Marshall University’s newest degree program in the College of Health Professions, the Master of Social Work, will provide advanced-level training for those who specialize in behavioral health and veterans services. The degree will be offered beginning with the fall semester of 2016.
Marshall’s Board of Governors met Oct. 28 and voted to approve the new program.
Interim President Gary White said the master’s degree in social work is a necessary addition that enhances Marshall’s reputation and ability to serve the region’s rural communities.
“This program will help position students to be at the forefront of change as our state faces many serious economic and rural health concerns,” White said. “We need trained professionals to offer practical applications to help solve critical issues in our region and make a positive difference in our communities.”
Social workers are uniquely trained to work with addiction, mental and emotional health, the elderly population, veterans and members of the military, and various other community components, according to MSW Program Director Dr. Peggy Proudfoot Harman.

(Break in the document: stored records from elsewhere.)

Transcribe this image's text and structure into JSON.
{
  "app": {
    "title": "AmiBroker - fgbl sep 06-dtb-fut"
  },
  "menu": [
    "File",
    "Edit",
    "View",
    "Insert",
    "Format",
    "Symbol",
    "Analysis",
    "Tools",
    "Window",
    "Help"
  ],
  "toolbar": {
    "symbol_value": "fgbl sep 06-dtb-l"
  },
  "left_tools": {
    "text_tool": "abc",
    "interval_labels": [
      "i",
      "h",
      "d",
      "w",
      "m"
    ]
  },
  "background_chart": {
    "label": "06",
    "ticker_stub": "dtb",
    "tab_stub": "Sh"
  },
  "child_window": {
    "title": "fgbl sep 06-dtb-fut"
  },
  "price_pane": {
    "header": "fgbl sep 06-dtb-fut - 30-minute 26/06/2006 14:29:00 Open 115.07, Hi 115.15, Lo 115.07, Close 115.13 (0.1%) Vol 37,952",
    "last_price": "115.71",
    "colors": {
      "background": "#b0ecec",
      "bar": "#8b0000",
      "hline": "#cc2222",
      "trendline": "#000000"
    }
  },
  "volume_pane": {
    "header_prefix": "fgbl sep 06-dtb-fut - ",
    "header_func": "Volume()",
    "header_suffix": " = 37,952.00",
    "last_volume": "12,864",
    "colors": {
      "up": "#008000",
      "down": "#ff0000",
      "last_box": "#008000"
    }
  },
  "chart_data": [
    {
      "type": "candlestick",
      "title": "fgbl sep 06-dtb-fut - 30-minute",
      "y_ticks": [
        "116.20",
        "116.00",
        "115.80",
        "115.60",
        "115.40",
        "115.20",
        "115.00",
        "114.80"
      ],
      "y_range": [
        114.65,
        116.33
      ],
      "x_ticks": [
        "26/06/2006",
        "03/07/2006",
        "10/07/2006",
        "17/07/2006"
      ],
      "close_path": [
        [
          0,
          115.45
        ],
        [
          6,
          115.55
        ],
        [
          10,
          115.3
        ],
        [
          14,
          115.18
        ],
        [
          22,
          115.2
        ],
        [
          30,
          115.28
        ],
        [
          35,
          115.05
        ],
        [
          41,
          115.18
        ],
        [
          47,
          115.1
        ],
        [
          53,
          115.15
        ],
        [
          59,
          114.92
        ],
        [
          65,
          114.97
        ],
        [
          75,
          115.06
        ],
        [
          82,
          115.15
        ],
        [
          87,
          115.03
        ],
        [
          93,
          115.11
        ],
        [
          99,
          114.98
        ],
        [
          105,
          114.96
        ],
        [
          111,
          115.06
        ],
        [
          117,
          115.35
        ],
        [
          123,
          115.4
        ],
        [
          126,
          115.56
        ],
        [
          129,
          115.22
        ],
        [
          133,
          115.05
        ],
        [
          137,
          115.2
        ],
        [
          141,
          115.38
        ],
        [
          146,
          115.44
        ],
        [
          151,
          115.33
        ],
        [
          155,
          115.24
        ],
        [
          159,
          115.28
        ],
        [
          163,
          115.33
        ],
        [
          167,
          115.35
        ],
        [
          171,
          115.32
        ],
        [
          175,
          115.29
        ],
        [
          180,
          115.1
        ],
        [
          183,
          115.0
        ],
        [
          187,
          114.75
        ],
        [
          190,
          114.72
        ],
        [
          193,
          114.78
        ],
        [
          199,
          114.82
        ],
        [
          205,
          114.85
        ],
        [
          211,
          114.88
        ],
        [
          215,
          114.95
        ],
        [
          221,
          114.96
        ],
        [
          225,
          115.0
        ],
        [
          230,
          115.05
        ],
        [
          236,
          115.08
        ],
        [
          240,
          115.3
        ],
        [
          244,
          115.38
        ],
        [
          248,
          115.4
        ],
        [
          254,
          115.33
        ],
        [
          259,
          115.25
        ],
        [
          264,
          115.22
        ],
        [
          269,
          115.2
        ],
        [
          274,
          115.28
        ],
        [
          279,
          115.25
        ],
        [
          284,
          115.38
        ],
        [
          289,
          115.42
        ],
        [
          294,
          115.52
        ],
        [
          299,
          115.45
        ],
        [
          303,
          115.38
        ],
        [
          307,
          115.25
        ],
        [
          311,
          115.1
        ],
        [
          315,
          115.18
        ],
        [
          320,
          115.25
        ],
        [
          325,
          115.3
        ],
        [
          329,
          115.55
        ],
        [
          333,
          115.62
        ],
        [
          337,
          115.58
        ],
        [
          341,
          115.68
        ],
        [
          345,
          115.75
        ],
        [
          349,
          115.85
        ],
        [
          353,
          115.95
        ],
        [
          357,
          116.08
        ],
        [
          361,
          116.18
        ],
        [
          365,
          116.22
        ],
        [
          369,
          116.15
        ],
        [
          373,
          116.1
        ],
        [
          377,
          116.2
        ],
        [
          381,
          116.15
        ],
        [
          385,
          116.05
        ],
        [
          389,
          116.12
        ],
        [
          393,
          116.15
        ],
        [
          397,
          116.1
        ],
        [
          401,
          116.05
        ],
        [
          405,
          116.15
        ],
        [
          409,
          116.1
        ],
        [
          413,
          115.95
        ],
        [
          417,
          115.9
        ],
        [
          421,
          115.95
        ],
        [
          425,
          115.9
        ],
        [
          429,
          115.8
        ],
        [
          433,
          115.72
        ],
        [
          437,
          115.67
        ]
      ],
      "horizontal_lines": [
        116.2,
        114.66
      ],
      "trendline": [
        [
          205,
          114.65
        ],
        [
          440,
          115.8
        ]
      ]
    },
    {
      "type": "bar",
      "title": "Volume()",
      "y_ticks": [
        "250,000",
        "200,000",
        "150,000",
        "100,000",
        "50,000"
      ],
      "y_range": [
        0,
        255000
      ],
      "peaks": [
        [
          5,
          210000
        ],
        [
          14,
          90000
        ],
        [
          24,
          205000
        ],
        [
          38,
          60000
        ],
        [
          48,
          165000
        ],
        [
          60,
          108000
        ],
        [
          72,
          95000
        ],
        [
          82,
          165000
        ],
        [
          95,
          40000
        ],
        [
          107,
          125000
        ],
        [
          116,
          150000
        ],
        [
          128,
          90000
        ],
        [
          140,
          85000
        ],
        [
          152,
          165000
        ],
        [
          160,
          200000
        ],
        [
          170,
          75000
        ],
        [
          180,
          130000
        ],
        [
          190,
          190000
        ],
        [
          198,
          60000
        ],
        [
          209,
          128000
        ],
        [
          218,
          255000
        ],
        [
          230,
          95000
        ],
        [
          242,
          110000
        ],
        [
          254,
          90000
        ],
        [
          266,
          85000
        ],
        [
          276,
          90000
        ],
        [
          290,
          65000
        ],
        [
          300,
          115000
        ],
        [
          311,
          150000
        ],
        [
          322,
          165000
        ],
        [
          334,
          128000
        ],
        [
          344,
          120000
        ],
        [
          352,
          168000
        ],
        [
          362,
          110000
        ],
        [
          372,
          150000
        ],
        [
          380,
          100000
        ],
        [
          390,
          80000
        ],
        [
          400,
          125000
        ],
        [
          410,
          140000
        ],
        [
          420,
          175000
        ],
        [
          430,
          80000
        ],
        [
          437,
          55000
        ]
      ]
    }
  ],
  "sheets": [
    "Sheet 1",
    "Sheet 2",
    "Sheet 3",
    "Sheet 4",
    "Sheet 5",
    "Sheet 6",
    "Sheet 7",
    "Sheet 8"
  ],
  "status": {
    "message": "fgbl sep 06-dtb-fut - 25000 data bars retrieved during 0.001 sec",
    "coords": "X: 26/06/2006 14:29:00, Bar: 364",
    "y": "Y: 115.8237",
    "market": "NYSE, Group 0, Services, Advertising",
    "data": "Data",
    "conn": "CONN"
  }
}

“MSW graduates work directly with clients and serve as a liaison between health care professionals and patients,” Harman said. “The program offers specialization in integrated behavioral health with opportunities to focus on veteran affairs and a variety of rural and underserved populations, which is especially exciting for our community given the large numbers of veterans who have returned from active duty, many returning from combat situations.”
Dr. Michael W. Prewitt, dean of Marshall’s College of Health Professions, said the MSW program would be among the most affordable, ensuring that many graduates can start careers in West Virginia and the Appalachian region.
“Our college is proud to offer an MSW program with a cutting-edge curriculum that is designed to prepare social work professionals for the 21st century,” Prewitt said. “Our graduates will achieve competency in several areas, including integrated behavioral health, interdisciplinary communication, cultural competence, and military and veteran relations. They will also be able to focus on several underserved populations.”
The MSW program consists of 60 hours for the two-year generalist component, designed for those coming to the field of social work from a related discipline, or 36 hours for those holding a bachelor’s degree in social work. Full-time students can expect to graduate within two years and advanced standing students will be able to complete the program in one calendar year. Part-time and online options will be available to those who cannot attend full-time classes. The program will begin accepting students in mid-January. For more information on the Department of Social Work, visit www.marshall.edu/social-work or www.marshall.edu/cohp.